SUPPLIED RECORDS:
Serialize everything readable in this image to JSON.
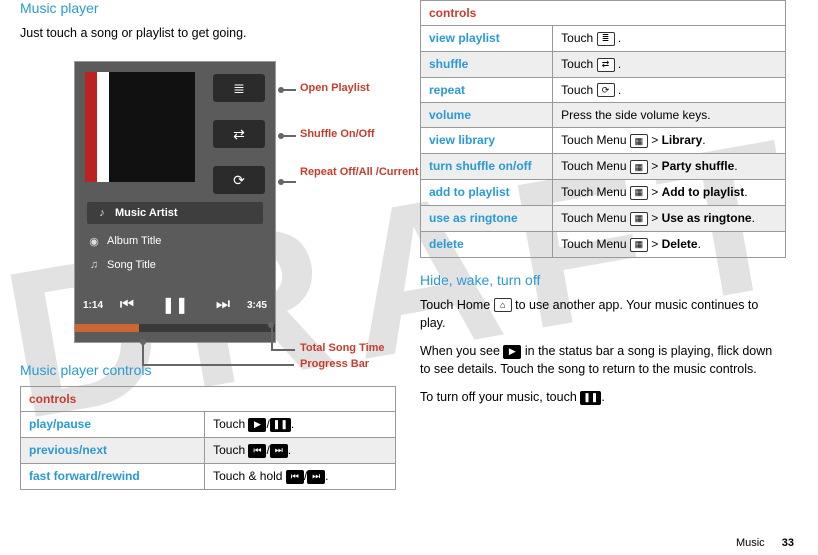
{
  "watermark": "DRAFT",
  "left": {
    "heading_player": "Music player",
    "intro": "Just touch a song or playlist to get going.",
    "heading_controls": "Music player controls",
    "callouts": {
      "playlist": "Open Playlist",
      "shuffle": "Shuffle On/Off",
      "repeat": "Repeat Off/All /Current",
      "total_time": "Total Song Time",
      "progress": "Progress Bar"
    },
    "mock": {
      "artist": "Music Artist",
      "album": "Album Title",
      "song": "Song Title",
      "time_elapsed": "1:14",
      "time_total": "3:45"
    },
    "table_header": "controls",
    "rows": [
      {
        "feature": "play/pause",
        "action_pre": "Touch ",
        "icon1": "▶",
        "sep": "/",
        "icon2": "❚❚",
        "action_post": "."
      },
      {
        "feature": "previous/next",
        "action_pre": "Touch ",
        "icon1": "⏮",
        "sep": "/",
        "icon2": "⏭",
        "action_post": "."
      },
      {
        "feature": "fast forward/rewind",
        "action_pre": "Touch & hold ",
        "icon1": "⏮",
        "sep": "/",
        "icon2": "⏭",
        "action_post": "."
      }
    ]
  },
  "right": {
    "table_header": "controls",
    "rows": [
      {
        "feature": "view playlist",
        "parts": [
          "Touch ",
          {
            "icon": "≣"
          },
          " ."
        ]
      },
      {
        "feature": "shuffle",
        "parts": [
          "Touch ",
          {
            "icon": "⇄"
          },
          " ."
        ]
      },
      {
        "feature": "repeat",
        "parts": [
          "Touch ",
          {
            "icon": "⟳"
          },
          " ."
        ]
      },
      {
        "feature": "volume",
        "parts": [
          "Press the side volume keys."
        ]
      },
      {
        "feature": "view library",
        "parts": [
          "Touch Menu ",
          {
            "icon": "▦"
          },
          " > ",
          {
            "b": "Library"
          },
          "."
        ]
      },
      {
        "feature": "turn shuffle on/off",
        "parts": [
          "Touch Menu ",
          {
            "icon": "▦"
          },
          " > ",
          {
            "b": "Party shuffle"
          },
          "."
        ]
      },
      {
        "feature": "add to playlist",
        "parts": [
          "Touch Menu ",
          {
            "icon": "▦"
          },
          " > ",
          {
            "b": "Add to playlist"
          },
          "."
        ]
      },
      {
        "feature": "use as ringtone",
        "parts": [
          "Touch Menu ",
          {
            "icon": "▦"
          },
          " > ",
          {
            "b": "Use as ringtone"
          },
          "."
        ]
      },
      {
        "feature": "delete",
        "parts": [
          "Touch Menu ",
          {
            "icon": "▦"
          },
          " > ",
          {
            "b": "Delete"
          },
          "."
        ]
      }
    ],
    "heading_hide": "Hide, wake, turn off",
    "para1_pre": "Touch Home ",
    "para1_post": " to use another app. Your music continues to play.",
    "para2_pre": "When you see ",
    "para2_post": " in the status bar a song is playing, flick down to see details. Touch the song to return to the music controls.",
    "para3_pre": "To turn off your music, touch ",
    "para3_post": "."
  },
  "footer": {
    "category": "Music",
    "page": "33"
  }
}
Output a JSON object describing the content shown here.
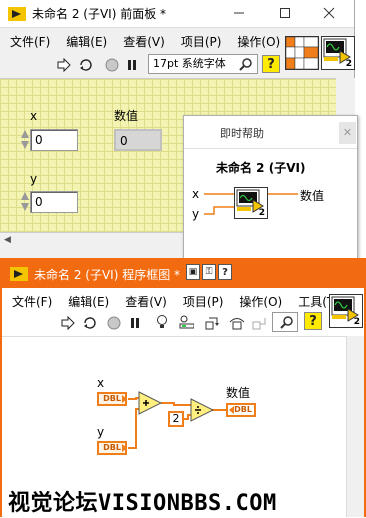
{
  "front_panel": {
    "title": "未命名 2 (子VI) 前面板 *",
    "menu": [
      "文件(F)",
      "编辑(E)",
      "查看(V)",
      "项目(P)",
      "操作(O)"
    ],
    "font_select": "17pt 系统字体",
    "connector_num": "2",
    "controls": {
      "x_label": "x",
      "x_value": "0",
      "y_label": "y",
      "y_value": "0",
      "out_label": "数值",
      "out_value": "0"
    }
  },
  "context_help": {
    "title": "即时帮助",
    "vi_name": "未命名 2 (子VI)",
    "terminal_x": "x",
    "terminal_y": "y",
    "terminal_out": "数值",
    "icon_num": "2"
  },
  "block_diagram": {
    "title": "未命名 2 (子VI) 程序框图 *",
    "menu": [
      "文件(F)",
      "编辑(E)",
      "查看(V)",
      "项目(P)",
      "操作(O)",
      "工具(T)"
    ],
    "icon_num": "2",
    "x_label": "x",
    "y_label": "y",
    "out_label": "数值",
    "dbl_text": "DBL",
    "constant": "2"
  },
  "watermark": "视觉论坛VISIONBBS.COM",
  "colors": {
    "grid_bg": "#f4f4b2",
    "bd_title": "#f26b10",
    "wire": "#f07e1a"
  },
  "icons": [
    "run-arrow-icon",
    "run-continuous-icon",
    "abort-icon",
    "pause-icon",
    "search-icon",
    "help-icon",
    "highlight-bulb-icon",
    "probe-icon",
    "step-into-icon",
    "step-over-icon",
    "step-out-icon",
    "minimize-icon",
    "maximize-icon",
    "close-icon"
  ]
}
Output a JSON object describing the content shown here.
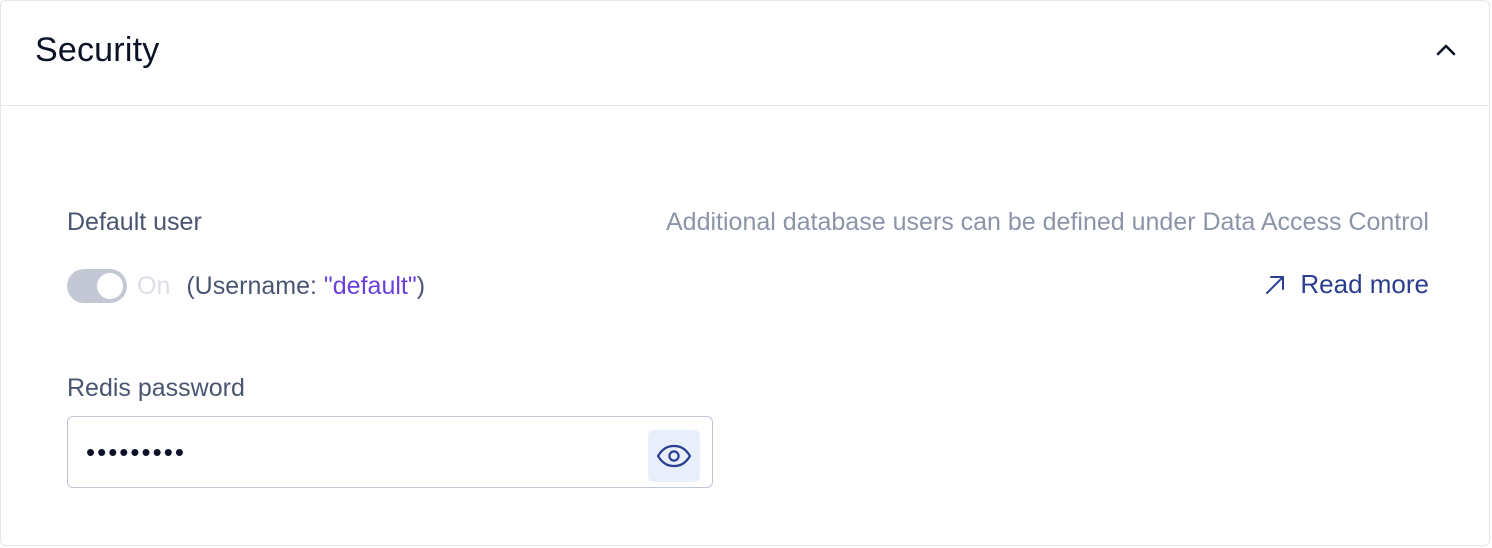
{
  "section": {
    "title": "Security",
    "collapse_icon": "chevron-up-icon"
  },
  "default_user": {
    "label": "Default user",
    "hint": "Additional database users can be defined under Data Access Control",
    "toggle_state": "On",
    "toggle_enabled": true,
    "toggle_disabled": true,
    "username_prefix": "(Username: ",
    "username_value": "\"default\"",
    "username_suffix": ")",
    "read_more_label": "Read more",
    "read_more_icon": "external-link-arrow-icon"
  },
  "password": {
    "label": "Redis password",
    "value": "•••••••••",
    "toggle_visibility_icon": "eye-icon"
  },
  "colors": {
    "title": "#0b1127",
    "label": "#4a5572",
    "hint": "#8c94a8",
    "link": "#2b3d8f",
    "username_value": "#6a3fdc",
    "toggle_track": "#c3c8d4",
    "eye_button_bg": "#e9eefb"
  }
}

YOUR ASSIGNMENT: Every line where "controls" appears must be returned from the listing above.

OUTPUT OF THE EXERCISE:
    "heading_controls": "Music player controls",
    "table_header": "controls",
    "table_header": "controls",
    "para2_post": " in the status bar a song is playing, flick down to see details. Touch the song to return to the music controls.",
    "controls": {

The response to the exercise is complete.